BARRIE - If your grapes move, you may want to do a double check to see what may be in with them.
This past Saturday, Zach Greenwald and his fiancee, who live in northeast Barrie, went for their regular grocery shopping excursion to Costco in the city's south end.
Greenwald said there was nothing out of the ordinary when they went to grab some grapes, except he saw what at first looked like a bad grape.
“There were only a couple cartons on the top part, so I reached under to grab at those ones below and pulled one out," he told BarrieToday. "At first, I thought it was a rotten grape inside or something, but then I realized it was a spider. I thought right away it was a black widow because they have that big body. My fiancee watches shows about that stuff and she knew immediately it was.”
Greenwald said the spider “was moving a little bit and was alive, but was probably knocked out from the cold,” because it had been in the Costco cooler.
He says he took the container to some nearby workers who were behind the paper towel section and told them about his troubling find.
“I didn’t want anyone to end up buying the grapes, taking them home and this thing bites their pet or something,” Greenwald said.
While he isn’t sure what happened next, a Costco manager told BarrieToday on Sunday that she had no report of the incident, but that “didn’t mean it didn't happen, just that I haven’t received the email about it if it did.”
The Costco manager also said she had heard of this type of thing happening before in other grocery stores, but couldn’t recall it occurring at Costco.
BarrieToday also contacted Costco's corporate office in Ottawa for comment, but was unable to speak to a representative.
The Canadian Food Inspection Agency (CFIA) said the organization does not track sightings of black widow spiders, as they are not a regulated pest.
“Even though these are not regulated pests in Canada, we still recommend consumers report these insects to the CFIA to confirm species,” the representative told BarrieToday in an email.
The CFIA website says black widow spiders are rare in Canada, found mainly in southern regions along the Canada-United States border.
Greenwald said the grapes where the spider was found were of the cotton candy variety and came from Mexico.

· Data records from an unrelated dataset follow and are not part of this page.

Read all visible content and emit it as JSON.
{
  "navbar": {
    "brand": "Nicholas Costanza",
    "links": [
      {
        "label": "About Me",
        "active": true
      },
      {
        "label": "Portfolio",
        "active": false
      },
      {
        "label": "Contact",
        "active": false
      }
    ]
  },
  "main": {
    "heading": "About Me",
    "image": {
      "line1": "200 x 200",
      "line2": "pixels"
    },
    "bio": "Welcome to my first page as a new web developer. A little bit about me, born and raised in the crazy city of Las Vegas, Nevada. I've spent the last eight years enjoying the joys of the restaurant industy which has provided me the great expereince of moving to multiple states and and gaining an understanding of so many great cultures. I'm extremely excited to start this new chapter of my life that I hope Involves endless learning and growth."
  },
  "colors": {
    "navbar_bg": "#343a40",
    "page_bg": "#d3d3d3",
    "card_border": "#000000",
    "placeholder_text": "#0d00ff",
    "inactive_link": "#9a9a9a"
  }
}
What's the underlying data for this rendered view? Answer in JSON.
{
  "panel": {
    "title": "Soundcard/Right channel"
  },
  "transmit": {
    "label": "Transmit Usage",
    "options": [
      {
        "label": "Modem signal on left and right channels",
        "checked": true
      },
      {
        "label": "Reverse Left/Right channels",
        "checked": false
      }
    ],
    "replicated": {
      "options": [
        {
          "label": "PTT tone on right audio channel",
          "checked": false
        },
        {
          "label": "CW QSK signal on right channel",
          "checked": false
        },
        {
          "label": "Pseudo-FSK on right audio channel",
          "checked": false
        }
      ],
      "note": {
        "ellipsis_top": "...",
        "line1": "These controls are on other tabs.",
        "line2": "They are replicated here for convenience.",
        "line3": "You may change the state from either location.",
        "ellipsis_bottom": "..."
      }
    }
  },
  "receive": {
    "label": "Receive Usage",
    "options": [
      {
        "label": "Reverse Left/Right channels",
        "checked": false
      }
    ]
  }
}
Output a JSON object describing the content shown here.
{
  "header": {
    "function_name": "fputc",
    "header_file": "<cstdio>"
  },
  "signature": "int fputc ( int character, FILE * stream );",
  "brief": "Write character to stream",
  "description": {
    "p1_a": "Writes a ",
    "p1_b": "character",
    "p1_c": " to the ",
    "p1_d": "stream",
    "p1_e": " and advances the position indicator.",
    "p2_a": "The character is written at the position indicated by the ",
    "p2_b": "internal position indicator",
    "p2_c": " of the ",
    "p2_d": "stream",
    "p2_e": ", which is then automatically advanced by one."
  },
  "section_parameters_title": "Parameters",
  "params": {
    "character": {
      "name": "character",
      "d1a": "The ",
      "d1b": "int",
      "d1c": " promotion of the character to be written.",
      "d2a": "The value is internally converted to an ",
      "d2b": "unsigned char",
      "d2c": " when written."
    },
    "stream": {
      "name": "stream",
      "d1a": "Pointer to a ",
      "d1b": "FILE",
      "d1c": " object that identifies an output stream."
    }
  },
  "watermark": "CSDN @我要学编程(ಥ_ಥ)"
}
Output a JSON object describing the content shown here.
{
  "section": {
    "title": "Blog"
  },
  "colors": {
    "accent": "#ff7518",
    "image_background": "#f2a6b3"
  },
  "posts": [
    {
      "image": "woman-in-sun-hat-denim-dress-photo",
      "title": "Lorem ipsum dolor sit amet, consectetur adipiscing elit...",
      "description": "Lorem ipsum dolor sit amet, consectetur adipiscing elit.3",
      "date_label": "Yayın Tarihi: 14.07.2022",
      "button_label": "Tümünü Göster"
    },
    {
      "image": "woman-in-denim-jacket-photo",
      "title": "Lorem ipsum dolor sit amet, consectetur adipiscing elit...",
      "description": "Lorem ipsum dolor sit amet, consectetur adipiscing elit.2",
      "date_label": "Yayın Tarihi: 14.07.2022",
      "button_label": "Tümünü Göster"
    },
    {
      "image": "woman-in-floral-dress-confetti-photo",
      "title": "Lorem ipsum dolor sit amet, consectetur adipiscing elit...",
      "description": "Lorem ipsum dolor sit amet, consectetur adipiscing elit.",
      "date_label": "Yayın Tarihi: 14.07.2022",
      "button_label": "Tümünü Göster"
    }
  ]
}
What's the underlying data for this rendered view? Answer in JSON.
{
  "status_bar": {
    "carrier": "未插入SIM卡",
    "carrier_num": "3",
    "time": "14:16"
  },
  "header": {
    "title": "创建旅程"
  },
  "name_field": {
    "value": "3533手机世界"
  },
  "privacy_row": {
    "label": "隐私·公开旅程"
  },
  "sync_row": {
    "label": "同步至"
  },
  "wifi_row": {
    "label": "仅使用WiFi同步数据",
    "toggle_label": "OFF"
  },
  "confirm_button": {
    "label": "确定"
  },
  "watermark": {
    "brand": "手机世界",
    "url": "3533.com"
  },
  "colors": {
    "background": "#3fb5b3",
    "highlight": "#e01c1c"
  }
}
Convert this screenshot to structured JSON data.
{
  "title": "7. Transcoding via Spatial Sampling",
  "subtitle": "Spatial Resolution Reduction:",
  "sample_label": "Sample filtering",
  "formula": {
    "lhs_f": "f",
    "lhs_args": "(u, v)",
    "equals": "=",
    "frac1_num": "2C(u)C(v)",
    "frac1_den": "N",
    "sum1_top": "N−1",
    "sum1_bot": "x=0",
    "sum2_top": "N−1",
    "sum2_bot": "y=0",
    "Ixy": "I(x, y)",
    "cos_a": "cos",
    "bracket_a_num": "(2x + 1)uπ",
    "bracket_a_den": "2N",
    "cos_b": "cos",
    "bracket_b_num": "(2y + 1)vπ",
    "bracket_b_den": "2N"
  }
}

Black widows are shiny black, with a distinctive red hourglass-shaped mark on the underside of their stomach. They are not aggressive and prefer fleeing when disturbed, so it will only bite to defend itself, according to the CFIA.
A black widow bite can cause severe pain at the bite site and lead to painful muscle contractions. While the bites are typically not life-threatening for healthy adults, medical attention should be sought following a black widow bite, particularly for children and the elderly.
The CFIA rep said if any black widow spiders are found, the entire product, including the insect, should be bagged and submitted to the local CFIA office immediately.
The CFIA was also asked what the protocol is if a black widow spider is found.
“When a consumer reports finding a black widow spider in fruit, a CFIA inspection staff member communicates with the individual to collect the specimen, and to gather information on the product in which the insect was found, including where the product was purchased,” said the representative. “Having the specimen facilitates the inspection at the place of purchase and further up the distribution chain. If required, CFIA may also submit the specimen for species identification.”
The representative advised that if you have been bitten or stung, or if you see blisters on the surface of your skin, you should seek immediate medical attention.
Greenwald said that while he hasn’t thought much about pests in produce before, he will definitely be mindful when shopping in the future.
“I never thought about checking before or even thought about spiders in my fruit, but you better believe I’ll be checking always from now on,” he said.